Bluemercury is planning on rapidly expanding its retail reach with the help of its new parent company, Macy’s. Since its acquisition, there have been no organizational changes and the two have partnered closely on omnichannel retailing strategies to grow the business.

“The major change consumers will see as a result of the partnership is the application of digital to our brand,” said Marla Malcolm Beck, Chief Executive Officer and President, who Co-founded the company with husband Barry Beck, Chief Operating Officer.

To manage its digital resources and infrastructure, Bluemercury has hired former Sports Authority e-commerce head, Jennifer DiMotta, as VP of Omnichannel to oversee its e-commerce, mobile and omnichannel efforts, with the goal of  “identifying ways to integrate its digital, mobile and brick and mortar experience in a way that is differentiated, meaningful and helpful to the consumer.” The brand will also be leveraging Macy’s expertise to improve the experience.

At retail, Bluemercury store-in-store boutiques were added this month to three Macy’s stores in California in Victoria Gardens, Santa Anita and Union Square, and one in Memorial City, Texas. The company will hire and train staff representatives in all the stores, which will offer the many services it’s known for, including an assortment of luxury beauty products and on-site spa treatments. Plans to add the boutiques to additional stores will be determined based on the success of the four new outposts. In the meantime, Bluemercury is already innovating on the beauty floor with the introduction of The X-Bar, an exclusive concept for Macy’s, which launched in its Union Square, California location last week and will roll out to additional stores in 2016. The small kiosks give consumers the opportunity to experience new trends and product launches with fast service from trained experts.

“We’re excited to introduce The X-Bar at our new Macy’s shop-in-shops,” said Marla. “It provides us with a high-touch forum to introduce clients to the newest, hottest products through a try-it-quick sensory experience.”

Macy’s will also carry Bluemercuy’s two exclusive lines M-61, a natural skincare treatment line, and Lune + Aster, a vegan-based color cosmetics designed for the on-the-go woman. The lines were developed from the knowledge the company gained as a result of millions of in-store spa treatments and makeovers it’s performed.

“We see many trends in skin care and color products that are converging – the desire for instant and powerful results, the trend towards veganism and superfoods by the younger consumer and the desire for elegant and streamlined design,” said Marla. “This is causing the younger generation to want fewer, more powerful, more green products. We have taken these trends and wrapped them into our two proprietary brands.”

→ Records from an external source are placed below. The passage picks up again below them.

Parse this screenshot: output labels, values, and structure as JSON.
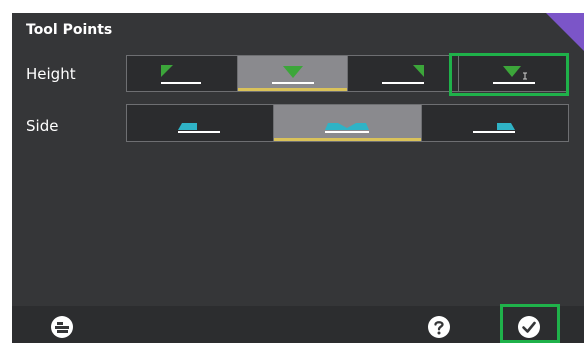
{
  "dialog": {
    "title": "Tool Points"
  },
  "rows": {
    "height": {
      "label": "Height",
      "options": [
        "left-edge-point",
        "center-point",
        "right-edge-point",
        "center-point-alt"
      ],
      "selected_index": 1,
      "highlighted_index": 3
    },
    "side": {
      "label": "Side",
      "options": [
        "left-side",
        "center",
        "right-side"
      ],
      "selected_index": 1
    }
  },
  "footer": {
    "left_icon": "machine-icon",
    "help_icon": "question-icon",
    "confirm_icon": "checkmark-icon"
  },
  "colors": {
    "panel_bg": "#353638",
    "selected_bg": "#8a8a8e",
    "selected_underline": "#d9c25a",
    "height_marker": "#3ca63a",
    "side_marker": "#2fb3c6",
    "highlight": "#1fb14a",
    "corner_accent": "#7b55c8"
  }
}
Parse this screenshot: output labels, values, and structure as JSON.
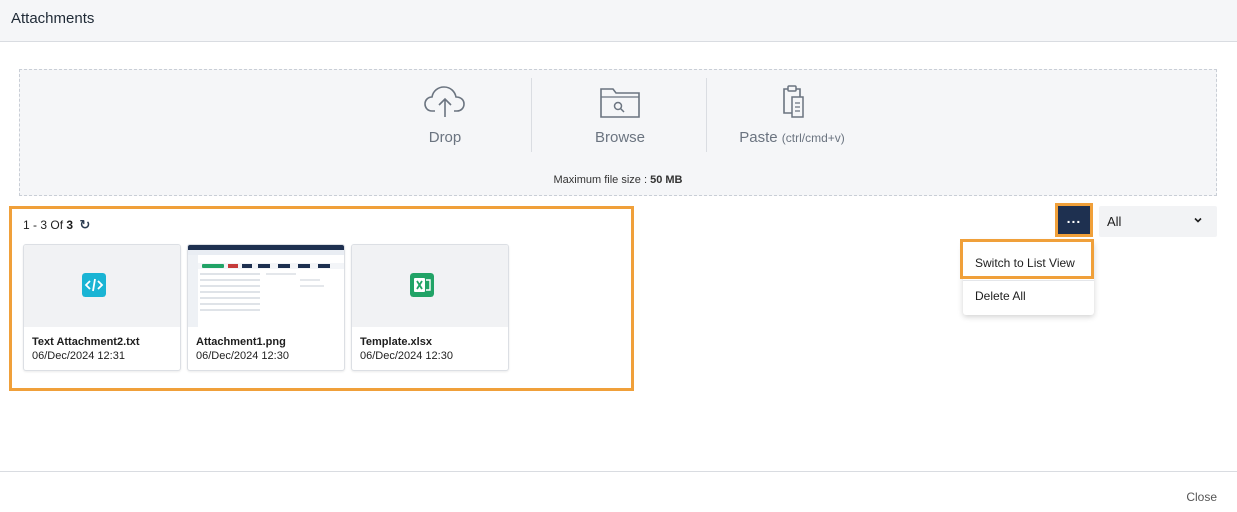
{
  "header": {
    "title": "Attachments"
  },
  "dropzone": {
    "drop_label": "Drop",
    "browse_label": "Browse",
    "paste_label": "Paste",
    "paste_hint": "(ctrl/cmd+v)",
    "max_size_label": "Maximum file size :",
    "max_size_value": "50 MB"
  },
  "pager": {
    "range": "1 - 3",
    "of_label": "Of",
    "total": "3"
  },
  "attachments": [
    {
      "name": "Text Attachment2.txt",
      "date": "06/Dec/2024 12:31",
      "icon": "code-file-icon",
      "color": "#1ab4d4"
    },
    {
      "name": "Attachment1.png",
      "date": "06/Dec/2024 12:30",
      "icon": "image-thumbnail"
    },
    {
      "name": "Template.xlsx",
      "date": "06/Dec/2024 12:30",
      "icon": "excel-icon",
      "color": "#21a366"
    }
  ],
  "toolbar": {
    "more_label": "...",
    "filter_value": "All"
  },
  "menu": {
    "items": [
      "Switch to List View",
      "Delete All"
    ]
  },
  "footer": {
    "close_label": "Close"
  },
  "colors": {
    "highlight": "#f0a03a",
    "button": "#1e3050"
  }
}
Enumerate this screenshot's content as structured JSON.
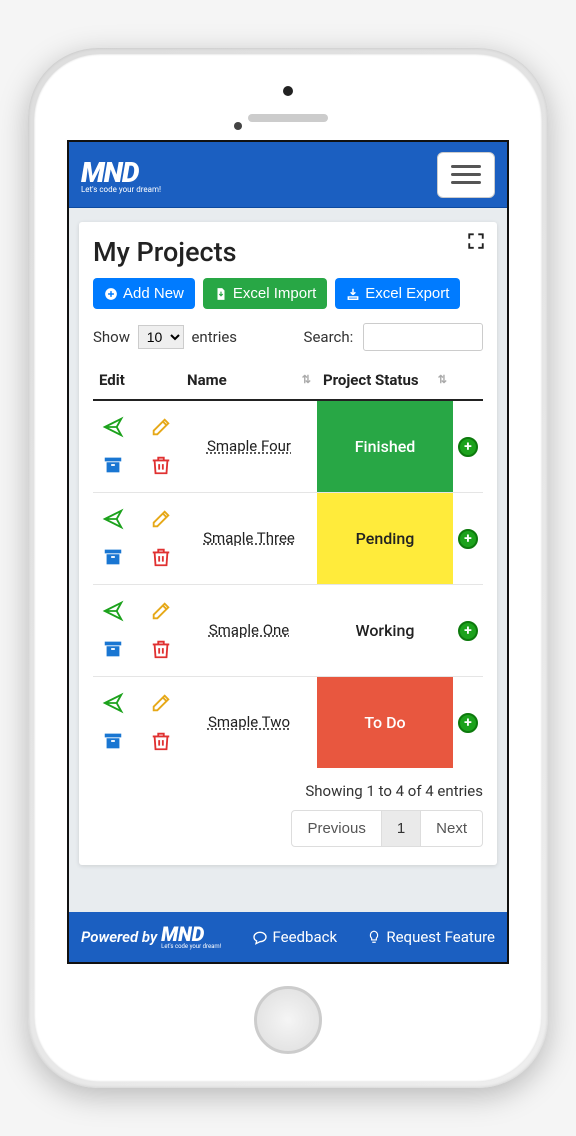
{
  "header": {
    "brand_main": "MND",
    "brand_sub": "Let's code your dream!"
  },
  "page": {
    "title": "My Projects",
    "buttons": {
      "add_new": "Add New",
      "excel_import": "Excel Import",
      "excel_export": "Excel Export"
    }
  },
  "table_controls": {
    "show_label": "Show",
    "entries_label": "entries",
    "entries_value": "10",
    "search_label": "Search:",
    "search_value": ""
  },
  "columns": {
    "edit": "Edit",
    "name": "Name",
    "status": "Project Status"
  },
  "rows": [
    {
      "name": "Smaple Four",
      "status": "Finished",
      "status_class": "st-finished"
    },
    {
      "name": "Smaple Three",
      "status": "Pending",
      "status_class": "st-pending"
    },
    {
      "name": "Smaple One",
      "status": "Working",
      "status_class": "st-working"
    },
    {
      "name": "Smaple Two",
      "status": "To Do",
      "status_class": "st-todo"
    }
  ],
  "info_text": "Showing 1 to 4 of 4 entries",
  "pager": {
    "prev": "Previous",
    "page": "1",
    "next": "Next"
  },
  "footer": {
    "powered_by": "Powered by",
    "feedback": "Feedback",
    "request": "Request Feature"
  }
}
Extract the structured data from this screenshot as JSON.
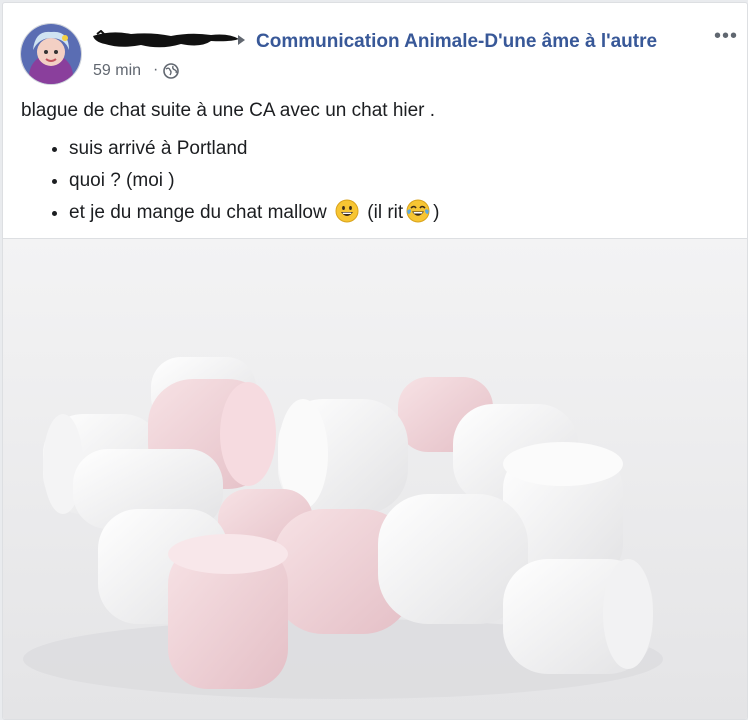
{
  "post": {
    "group_name": "Communication Animale-D'une âme à l'autre",
    "timestamp": "59 min",
    "separator": "·",
    "privacy_icon": "globe-icon",
    "more_icon": "more-options-icon",
    "text": {
      "intro": "blague de chat suite à une CA avec un chat hier .",
      "bullets": {
        "item1": "suis arrivé à Portland",
        "item2": "quoi ? (moi )",
        "item3_before": "et je du mange du chat mallow",
        "item3_middle": "(il rit",
        "item3_after": ")"
      }
    },
    "photo": {
      "subject": "marshmallows",
      "tint_pink": "#f2d4d8",
      "tint_white": "#fbfbfb"
    }
  },
  "colors": {
    "link": "#385898",
    "meta": "#616770",
    "text": "#1c1e21",
    "bg": "#e9ebee"
  }
}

When Bluemercury first launched in 1999, it aimed to revolutionize the way women shopped for beauty by offering product testing, friendly expert advice and spa services. The retail chain is a direct competitor with global beauty giant Sephora, who’s store-in-store concept with JCPenney has helped the department store chain achieve beauty street cred. Macy’s acquisition of Bluemercury for $210 million suggests the rising importance of beauty as a critical growth driver for brick and mortar.

“Our partnership with Macy’s is complementary,” said Marla. “We chose them because they are one of the largest retailers in beauty, and can provide us with resources and audiences we haven’t had access to. They get the innovation and we get more brand recognition.”

In addition to the new store-in-store launches, there are plans to have a total of 100 freestanding heritage (non-Macy’s) stores by mid-2016, an increase from the 76 currently operating.